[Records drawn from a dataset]
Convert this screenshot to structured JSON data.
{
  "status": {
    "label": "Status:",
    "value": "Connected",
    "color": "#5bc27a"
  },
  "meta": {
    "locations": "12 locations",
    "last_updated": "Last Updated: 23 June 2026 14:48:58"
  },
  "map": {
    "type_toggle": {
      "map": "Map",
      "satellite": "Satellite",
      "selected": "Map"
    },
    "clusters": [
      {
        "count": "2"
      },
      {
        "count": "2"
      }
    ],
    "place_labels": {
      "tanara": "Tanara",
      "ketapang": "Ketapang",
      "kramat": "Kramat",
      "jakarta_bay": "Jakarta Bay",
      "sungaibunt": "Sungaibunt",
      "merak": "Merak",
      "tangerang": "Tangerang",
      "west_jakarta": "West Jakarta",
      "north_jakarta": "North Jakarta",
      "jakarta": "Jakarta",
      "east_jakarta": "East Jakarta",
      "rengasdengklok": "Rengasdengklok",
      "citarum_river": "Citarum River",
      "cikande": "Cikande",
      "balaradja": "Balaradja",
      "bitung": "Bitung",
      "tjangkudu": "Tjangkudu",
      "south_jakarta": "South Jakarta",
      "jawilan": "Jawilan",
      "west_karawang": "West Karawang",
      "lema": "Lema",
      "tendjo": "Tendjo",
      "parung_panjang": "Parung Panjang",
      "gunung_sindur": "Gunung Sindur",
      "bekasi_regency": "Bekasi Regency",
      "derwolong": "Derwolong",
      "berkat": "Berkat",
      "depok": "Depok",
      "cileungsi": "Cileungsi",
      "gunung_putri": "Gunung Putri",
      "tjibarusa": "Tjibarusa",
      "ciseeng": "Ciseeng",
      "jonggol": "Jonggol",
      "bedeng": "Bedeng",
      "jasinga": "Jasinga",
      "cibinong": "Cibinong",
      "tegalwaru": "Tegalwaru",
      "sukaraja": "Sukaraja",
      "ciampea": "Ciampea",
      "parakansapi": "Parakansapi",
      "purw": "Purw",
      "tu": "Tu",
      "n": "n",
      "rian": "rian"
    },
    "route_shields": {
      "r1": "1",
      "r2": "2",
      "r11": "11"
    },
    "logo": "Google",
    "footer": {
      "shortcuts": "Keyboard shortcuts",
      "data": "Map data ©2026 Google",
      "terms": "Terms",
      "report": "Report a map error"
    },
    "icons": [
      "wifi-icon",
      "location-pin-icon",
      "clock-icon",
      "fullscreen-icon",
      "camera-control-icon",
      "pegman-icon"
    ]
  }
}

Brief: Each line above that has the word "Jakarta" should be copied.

Exercise output:
      "jakarta_bay": "Jakarta Bay",
      "west_jakarta": "West Jakarta",
      "north_jakarta": "North Jakarta",
      "jakarta": "Jakarta",
      "east_jakarta": "East Jakarta",
      "south_jakarta": "South Jakarta",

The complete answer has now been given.